  1. David Fagan says:

    I will vote for it.

    As long as the mayor’s office doesn’t try to stop voters’ decisions again. He creates jobs for lawyers.

  2. brad says:

    I am surprised to be agreeing with Travis on something he said.

    The idea of an item making the agenda with broader CM support is worthy, but the modicum of only 3 council members needed is too low.

  3. Ross says:

    David, PropB was blatantly illegal, regardless of voter support. It was also poorly written and a blatant attempt at rent seeking by the firefighter union. Unfortunately, state law doesn’t allow challenges to propositions unless they pass, otherwise it never would have appeared on the ballot.

  4. David Fagan says:

    Ross,

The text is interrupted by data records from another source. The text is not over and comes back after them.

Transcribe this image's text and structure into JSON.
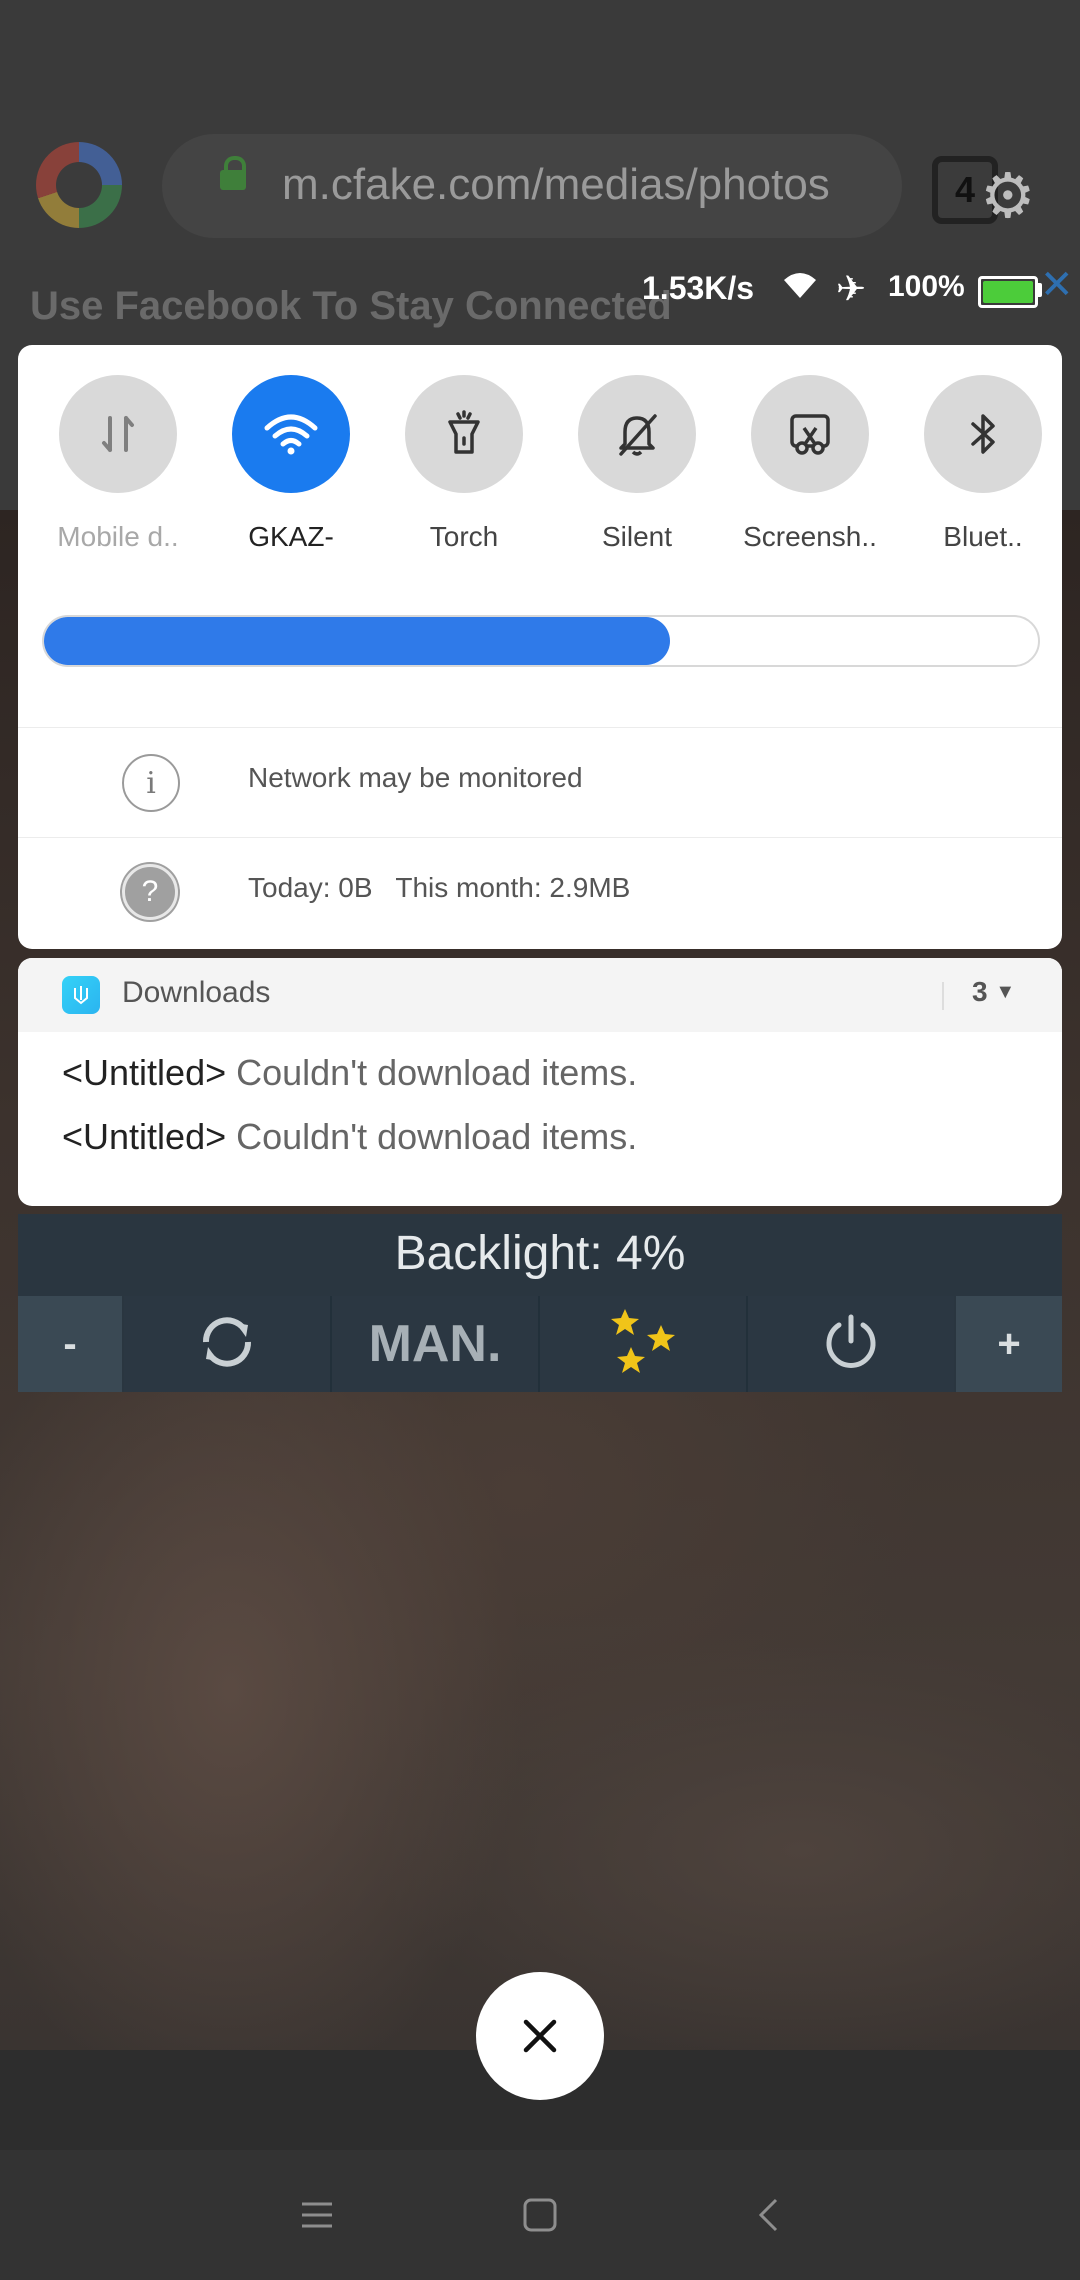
{
  "browser": {
    "url": "m.cfake.com/medias/photos",
    "tab_count": "4",
    "banner_text": "Use Facebook To Stay Connected",
    "banner_close": "✕"
  },
  "status_bar": {
    "speed": "1.53K/s",
    "battery_text": "100%",
    "battery_level": 1.0,
    "battery_color": "#4ccc3a"
  },
  "quick_settings": {
    "tiles": [
      {
        "label": "Mobile d..",
        "icon": "mobile-data-icon",
        "active": false
      },
      {
        "label": "GKAZ-",
        "icon": "wifi-icon",
        "active": true
      },
      {
        "label": "Torch",
        "icon": "torch-icon",
        "active": false
      },
      {
        "label": "Silent",
        "icon": "silent-bell-icon",
        "active": false
      },
      {
        "label": "Screensh..",
        "icon": "screenshot-icon",
        "active": false
      },
      {
        "label": "Bluet..",
        "icon": "bluetooth-icon",
        "active": false
      }
    ],
    "brightness_level": 0.63,
    "accent": "#1a7bef",
    "network_notice": "Network may be monitored",
    "data_usage": "Today: 0B   This month: 2.9MB"
  },
  "downloads": {
    "app_name": "Downloads",
    "count": "3",
    "items": [
      {
        "title": "<Untitled>",
        "message": "Couldn't download items."
      },
      {
        "title": "<Untitled>",
        "message": "Couldn't download items."
      }
    ]
  },
  "backlight": {
    "title": "Backlight: 4%",
    "minus": "-",
    "mode": "MAN.",
    "plus": "+"
  }
}
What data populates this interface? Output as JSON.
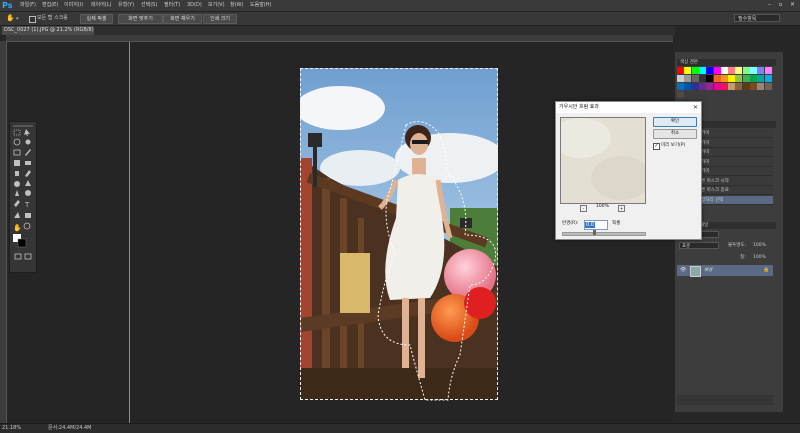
{
  "menubar": {
    "logo": "Ps",
    "items": [
      "파일(F)",
      "편집(E)",
      "이미지(I)",
      "레이어(L)",
      "유형(Y)",
      "선택(S)",
      "필터(T)",
      "3D(D)",
      "보기(V)",
      "창(W)",
      "도움말(H)"
    ]
  },
  "optionsbar": {
    "tool_option": "모든 탭 스크롤",
    "btn_actual": "실제 픽셀",
    "btn_fit": "화면 맞추기",
    "btn_fill": "화면 채우기",
    "btn_print": "인쇄 크기",
    "workspace": "필수항목"
  },
  "document": {
    "tab_label": "DSC_0027 (1).JPG @ 21.2% (RGB/8) *"
  },
  "statusbar": {
    "zoom": "21.18%",
    "doc_size": "문서:24.4M/24.4M"
  },
  "swatches_panel": {
    "title": "색상 견본",
    "colors": [
      "#ff0000",
      "#ffff00",
      "#00ff00",
      "#00ffff",
      "#0000ff",
      "#ff00ff",
      "#ffffff",
      "#ff8080",
      "#ffff80",
      "#80ff80",
      "#80ffff",
      "#8080ff",
      "#ff80ff",
      "#cccccc",
      "#999999",
      "#666666",
      "#333333",
      "#000000",
      "#f26522",
      "#f7941d",
      "#fff200",
      "#8dc63f",
      "#39b54a",
      "#00a651",
      "#00a99d",
      "#00aeef",
      "#0072bc",
      "#0054a6",
      "#2e3192",
      "#662d91",
      "#92278f",
      "#ec008c",
      "#ed145b",
      "#c69c6d",
      "#8c6239",
      "#603913",
      "#754c24",
      "#998675",
      "#736357",
      "#534741"
    ]
  },
  "history_panel": {
    "title": "작업 내역",
    "items": [
      "올가미",
      "올가미",
      "올가미",
      "올가미",
      "올가미",
      "빠른 마스크 시작",
      "빠른 마스크 종료",
      "가장자리 선택"
    ]
  },
  "layers_panel": {
    "tab": "레이어",
    "tab2": "채널",
    "kind": "종류",
    "mode": "표준",
    "opacity_label": "불투명도:",
    "opacity": "100%",
    "fill_label": "칠:",
    "fill": "100%",
    "layer_name": "배경"
  },
  "dialog": {
    "title": "가우시안 흐림 효과",
    "ok": "확인",
    "cancel": "취소",
    "preview_label": "미리 보기(P)",
    "zoom": "100%",
    "radius_label": "반경(R):",
    "radius_value": "0.0",
    "radius_unit": "픽셀",
    "zoom_in": "+",
    "zoom_out": "-"
  }
}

    I was actually thinking about the red light camera referendum that was challenged by the mayor at the time, or signatures obtained opposing the HERO situation. Houston mayors have a history of challenging signature gained referendum, which sounds like a problem to me. Prop B is still in 14th court of appeals, but thank you for the update.

  5. David Fagan says:

    Don’t forget the last time this issue came up, it was for 6 council members to bring something to the agenda and it was shot down. This city would be wise to realize that there are groups (and I’m not talking about fire fighters) who feel they are not getting issues through city council, issues that SHOULD BE through city council, and they want a change. This is just for an issue to be discussed, talked about, or heard only. I don’t see a problem within it, especially among people who want more transparency, representation, and diversity.